• What the task requires
The lines to find are those in the entries that hold the word "Ctrl"; copy every one of them.

• Dataset content
=== Begin Enclosure ===

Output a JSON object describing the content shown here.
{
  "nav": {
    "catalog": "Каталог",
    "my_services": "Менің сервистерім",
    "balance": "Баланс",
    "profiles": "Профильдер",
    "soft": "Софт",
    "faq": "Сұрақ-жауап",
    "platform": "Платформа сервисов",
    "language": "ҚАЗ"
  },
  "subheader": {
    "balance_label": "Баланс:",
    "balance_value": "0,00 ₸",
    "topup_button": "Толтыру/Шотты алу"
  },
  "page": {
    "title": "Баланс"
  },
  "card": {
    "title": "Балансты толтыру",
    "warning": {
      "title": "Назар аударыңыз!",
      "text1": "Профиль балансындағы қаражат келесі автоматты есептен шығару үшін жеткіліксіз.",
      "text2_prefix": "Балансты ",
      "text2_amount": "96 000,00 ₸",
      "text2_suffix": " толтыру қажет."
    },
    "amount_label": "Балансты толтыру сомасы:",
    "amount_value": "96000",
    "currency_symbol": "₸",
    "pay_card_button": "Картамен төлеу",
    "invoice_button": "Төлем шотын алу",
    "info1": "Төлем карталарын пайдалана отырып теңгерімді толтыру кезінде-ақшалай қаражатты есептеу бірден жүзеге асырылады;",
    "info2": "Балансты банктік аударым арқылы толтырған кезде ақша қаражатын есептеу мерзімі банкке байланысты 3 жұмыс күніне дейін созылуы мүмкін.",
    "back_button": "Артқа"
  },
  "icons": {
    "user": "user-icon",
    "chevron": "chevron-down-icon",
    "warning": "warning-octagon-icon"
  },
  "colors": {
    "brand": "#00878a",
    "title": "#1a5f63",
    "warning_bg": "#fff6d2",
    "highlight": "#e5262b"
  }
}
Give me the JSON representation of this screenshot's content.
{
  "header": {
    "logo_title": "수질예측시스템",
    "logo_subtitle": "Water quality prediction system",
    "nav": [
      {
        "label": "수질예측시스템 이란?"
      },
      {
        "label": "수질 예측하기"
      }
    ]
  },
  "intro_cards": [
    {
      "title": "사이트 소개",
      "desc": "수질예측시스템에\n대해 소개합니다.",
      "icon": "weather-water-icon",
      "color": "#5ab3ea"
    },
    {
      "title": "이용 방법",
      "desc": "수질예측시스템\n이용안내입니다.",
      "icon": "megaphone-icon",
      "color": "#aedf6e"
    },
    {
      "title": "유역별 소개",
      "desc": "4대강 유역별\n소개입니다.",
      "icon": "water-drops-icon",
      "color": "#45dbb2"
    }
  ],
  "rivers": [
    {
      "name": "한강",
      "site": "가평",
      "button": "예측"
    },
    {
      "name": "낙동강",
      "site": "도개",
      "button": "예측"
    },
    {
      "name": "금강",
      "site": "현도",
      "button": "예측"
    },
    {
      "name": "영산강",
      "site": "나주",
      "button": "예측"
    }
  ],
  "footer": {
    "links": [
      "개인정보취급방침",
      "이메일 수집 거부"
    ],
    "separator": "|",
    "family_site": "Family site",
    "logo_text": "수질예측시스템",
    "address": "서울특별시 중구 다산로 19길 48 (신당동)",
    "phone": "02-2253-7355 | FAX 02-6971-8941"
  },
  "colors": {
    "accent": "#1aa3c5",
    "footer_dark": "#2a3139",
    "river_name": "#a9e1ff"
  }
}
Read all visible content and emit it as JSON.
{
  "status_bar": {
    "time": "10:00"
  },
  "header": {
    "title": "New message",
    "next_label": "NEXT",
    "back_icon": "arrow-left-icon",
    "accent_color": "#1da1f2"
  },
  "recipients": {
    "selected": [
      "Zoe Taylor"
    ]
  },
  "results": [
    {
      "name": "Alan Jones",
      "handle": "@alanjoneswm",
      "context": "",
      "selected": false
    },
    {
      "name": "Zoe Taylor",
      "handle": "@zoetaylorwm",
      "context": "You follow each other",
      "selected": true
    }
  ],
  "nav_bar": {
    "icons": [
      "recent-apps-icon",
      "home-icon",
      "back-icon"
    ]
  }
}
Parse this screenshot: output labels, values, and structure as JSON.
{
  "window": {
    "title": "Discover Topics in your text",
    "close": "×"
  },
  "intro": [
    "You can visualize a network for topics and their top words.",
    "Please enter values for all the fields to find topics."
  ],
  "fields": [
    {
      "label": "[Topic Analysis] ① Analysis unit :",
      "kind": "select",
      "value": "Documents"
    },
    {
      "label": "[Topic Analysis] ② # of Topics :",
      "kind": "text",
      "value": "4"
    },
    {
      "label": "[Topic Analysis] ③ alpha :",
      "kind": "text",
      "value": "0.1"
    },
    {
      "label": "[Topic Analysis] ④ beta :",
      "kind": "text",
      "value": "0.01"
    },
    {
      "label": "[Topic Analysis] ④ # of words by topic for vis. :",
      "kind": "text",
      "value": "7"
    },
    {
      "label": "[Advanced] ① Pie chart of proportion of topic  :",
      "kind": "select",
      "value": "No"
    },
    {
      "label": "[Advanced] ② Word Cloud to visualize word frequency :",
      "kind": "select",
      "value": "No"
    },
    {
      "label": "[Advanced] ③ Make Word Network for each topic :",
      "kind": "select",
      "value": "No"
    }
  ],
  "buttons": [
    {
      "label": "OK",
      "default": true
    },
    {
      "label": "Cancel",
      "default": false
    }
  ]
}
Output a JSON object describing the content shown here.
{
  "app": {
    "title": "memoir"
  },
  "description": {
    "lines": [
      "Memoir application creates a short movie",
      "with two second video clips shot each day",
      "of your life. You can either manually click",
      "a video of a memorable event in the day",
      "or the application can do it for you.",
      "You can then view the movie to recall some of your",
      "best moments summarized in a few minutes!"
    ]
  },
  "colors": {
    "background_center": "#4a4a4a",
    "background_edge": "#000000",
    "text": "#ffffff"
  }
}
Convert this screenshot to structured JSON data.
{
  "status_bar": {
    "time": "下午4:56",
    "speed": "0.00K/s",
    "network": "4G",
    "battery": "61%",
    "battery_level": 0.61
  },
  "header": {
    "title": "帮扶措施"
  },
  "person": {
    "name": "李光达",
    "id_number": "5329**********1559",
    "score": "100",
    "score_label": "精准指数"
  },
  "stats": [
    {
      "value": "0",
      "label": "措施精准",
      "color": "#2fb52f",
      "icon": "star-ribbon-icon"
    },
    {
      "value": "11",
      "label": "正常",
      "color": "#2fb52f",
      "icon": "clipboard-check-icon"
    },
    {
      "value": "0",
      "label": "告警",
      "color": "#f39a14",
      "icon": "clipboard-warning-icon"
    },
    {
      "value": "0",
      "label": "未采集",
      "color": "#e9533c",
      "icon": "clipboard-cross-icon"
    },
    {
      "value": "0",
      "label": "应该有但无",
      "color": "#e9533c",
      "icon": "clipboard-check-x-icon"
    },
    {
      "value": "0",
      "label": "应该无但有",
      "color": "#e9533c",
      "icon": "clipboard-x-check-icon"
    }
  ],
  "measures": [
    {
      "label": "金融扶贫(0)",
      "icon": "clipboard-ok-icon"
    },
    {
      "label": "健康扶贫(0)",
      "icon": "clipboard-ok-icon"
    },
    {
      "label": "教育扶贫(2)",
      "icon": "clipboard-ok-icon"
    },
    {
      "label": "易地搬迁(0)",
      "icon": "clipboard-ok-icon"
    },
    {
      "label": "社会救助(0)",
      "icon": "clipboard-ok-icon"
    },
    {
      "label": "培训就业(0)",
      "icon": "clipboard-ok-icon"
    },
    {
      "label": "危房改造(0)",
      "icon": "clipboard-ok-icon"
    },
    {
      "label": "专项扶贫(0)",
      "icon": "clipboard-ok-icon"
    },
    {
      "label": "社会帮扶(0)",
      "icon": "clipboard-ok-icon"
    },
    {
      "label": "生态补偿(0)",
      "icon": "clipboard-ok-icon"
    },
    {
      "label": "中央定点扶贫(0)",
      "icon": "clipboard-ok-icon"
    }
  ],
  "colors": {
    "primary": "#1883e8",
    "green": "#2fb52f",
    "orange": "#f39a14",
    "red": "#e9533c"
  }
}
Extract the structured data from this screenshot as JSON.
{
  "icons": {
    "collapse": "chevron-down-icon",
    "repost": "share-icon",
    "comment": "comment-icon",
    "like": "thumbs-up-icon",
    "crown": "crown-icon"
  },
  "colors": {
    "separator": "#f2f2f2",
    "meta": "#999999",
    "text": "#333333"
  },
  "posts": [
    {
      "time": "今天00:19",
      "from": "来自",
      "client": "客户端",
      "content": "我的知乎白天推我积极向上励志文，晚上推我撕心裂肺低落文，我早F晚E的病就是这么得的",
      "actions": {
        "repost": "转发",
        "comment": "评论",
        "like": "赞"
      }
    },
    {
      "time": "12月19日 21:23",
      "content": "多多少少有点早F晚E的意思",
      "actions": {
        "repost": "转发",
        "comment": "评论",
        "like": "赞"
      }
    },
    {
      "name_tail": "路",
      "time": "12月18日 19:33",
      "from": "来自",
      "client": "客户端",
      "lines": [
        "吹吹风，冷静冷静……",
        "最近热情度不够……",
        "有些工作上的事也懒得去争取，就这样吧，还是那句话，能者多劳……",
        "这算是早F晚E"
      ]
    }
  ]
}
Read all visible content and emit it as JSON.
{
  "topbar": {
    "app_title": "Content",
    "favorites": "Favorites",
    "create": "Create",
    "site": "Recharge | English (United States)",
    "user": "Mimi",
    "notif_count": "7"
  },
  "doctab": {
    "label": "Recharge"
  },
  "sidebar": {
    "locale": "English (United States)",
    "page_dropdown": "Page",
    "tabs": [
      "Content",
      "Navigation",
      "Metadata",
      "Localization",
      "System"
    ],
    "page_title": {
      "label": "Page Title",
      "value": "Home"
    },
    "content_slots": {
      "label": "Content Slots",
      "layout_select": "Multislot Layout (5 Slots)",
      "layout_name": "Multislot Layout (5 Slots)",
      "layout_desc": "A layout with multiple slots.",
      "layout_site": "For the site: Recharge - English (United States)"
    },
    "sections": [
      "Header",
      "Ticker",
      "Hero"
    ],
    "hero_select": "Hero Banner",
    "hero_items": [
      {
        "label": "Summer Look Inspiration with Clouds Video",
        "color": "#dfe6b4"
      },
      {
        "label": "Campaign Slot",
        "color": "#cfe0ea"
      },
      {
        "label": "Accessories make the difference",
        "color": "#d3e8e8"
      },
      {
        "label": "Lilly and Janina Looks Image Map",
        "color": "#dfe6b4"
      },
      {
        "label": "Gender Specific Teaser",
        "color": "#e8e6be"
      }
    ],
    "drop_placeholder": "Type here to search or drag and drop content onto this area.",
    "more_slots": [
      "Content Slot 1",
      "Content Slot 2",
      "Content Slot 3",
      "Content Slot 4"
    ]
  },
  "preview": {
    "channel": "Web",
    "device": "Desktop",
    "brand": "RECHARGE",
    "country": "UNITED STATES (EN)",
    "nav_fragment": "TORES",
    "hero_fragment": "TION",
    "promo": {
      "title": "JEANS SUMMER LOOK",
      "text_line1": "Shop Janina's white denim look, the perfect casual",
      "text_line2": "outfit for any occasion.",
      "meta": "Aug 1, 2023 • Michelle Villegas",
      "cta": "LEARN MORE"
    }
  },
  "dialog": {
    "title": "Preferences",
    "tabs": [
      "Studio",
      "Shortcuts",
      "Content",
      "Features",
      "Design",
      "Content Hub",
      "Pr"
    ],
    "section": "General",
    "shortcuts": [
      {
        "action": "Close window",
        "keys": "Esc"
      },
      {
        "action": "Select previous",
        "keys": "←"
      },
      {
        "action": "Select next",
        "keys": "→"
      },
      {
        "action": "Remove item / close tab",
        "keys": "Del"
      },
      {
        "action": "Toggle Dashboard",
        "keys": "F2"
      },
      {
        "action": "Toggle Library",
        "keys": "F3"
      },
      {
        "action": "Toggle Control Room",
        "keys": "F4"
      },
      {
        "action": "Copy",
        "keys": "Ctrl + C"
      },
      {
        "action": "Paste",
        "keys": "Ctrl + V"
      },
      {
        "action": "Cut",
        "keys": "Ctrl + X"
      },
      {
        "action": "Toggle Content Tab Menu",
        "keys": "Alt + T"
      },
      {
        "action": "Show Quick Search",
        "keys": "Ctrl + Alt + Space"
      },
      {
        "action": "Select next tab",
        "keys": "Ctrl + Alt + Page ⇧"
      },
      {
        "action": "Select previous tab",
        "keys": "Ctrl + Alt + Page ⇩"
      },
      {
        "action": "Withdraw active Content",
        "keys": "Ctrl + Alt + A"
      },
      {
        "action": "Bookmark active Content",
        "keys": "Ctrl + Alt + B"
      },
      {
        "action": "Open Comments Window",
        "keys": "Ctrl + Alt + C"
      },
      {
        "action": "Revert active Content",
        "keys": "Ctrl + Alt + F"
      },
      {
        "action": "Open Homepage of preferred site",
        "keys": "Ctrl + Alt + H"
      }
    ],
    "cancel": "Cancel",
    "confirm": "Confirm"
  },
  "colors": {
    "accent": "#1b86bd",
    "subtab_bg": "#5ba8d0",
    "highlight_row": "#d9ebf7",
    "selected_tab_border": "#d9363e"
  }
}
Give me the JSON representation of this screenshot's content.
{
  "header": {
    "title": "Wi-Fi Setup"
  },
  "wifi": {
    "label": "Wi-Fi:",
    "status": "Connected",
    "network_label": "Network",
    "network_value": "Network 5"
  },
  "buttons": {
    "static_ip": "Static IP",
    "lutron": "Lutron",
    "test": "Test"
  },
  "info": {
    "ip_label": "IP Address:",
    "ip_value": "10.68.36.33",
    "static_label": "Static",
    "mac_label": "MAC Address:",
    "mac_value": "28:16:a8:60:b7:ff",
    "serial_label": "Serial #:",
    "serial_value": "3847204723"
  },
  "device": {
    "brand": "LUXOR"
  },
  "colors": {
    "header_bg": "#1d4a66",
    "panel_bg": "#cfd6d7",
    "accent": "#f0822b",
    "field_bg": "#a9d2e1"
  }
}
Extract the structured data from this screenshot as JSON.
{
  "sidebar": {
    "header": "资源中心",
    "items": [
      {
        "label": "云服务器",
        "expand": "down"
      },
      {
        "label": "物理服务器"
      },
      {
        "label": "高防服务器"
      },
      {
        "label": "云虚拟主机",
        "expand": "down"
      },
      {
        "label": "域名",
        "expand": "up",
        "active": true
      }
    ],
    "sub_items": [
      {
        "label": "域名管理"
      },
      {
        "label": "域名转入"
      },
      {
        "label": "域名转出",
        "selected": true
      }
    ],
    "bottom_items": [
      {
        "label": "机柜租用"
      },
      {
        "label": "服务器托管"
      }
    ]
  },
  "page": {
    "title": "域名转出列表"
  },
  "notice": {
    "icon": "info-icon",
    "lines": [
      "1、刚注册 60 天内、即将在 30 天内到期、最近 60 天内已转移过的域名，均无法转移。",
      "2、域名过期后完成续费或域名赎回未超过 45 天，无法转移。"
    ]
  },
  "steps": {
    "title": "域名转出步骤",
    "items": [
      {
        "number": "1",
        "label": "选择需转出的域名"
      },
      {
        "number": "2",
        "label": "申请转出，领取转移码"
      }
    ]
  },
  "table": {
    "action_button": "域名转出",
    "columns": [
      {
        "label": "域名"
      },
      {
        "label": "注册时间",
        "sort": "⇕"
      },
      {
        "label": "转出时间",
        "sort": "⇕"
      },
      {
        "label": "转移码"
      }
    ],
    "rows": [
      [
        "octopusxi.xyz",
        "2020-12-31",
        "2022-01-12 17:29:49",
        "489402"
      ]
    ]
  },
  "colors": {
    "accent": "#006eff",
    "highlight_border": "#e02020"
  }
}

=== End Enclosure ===

• Problem solution
        "keys": "Ctrl + C"
        "keys": "Ctrl + V"
        "keys": "Ctrl + X"
        "keys": "Ctrl + Alt + Space"
        "keys": "Ctrl + Alt + Page ⇧"
        "keys": "Ctrl + Alt + Page ⇩"
        "keys": "Ctrl + Alt + A"
        "keys": "Ctrl + Alt + B"
        "keys": "Ctrl + Alt + C"
        "keys": "Ctrl + Alt + F"
        "keys": "Ctrl + Alt + H"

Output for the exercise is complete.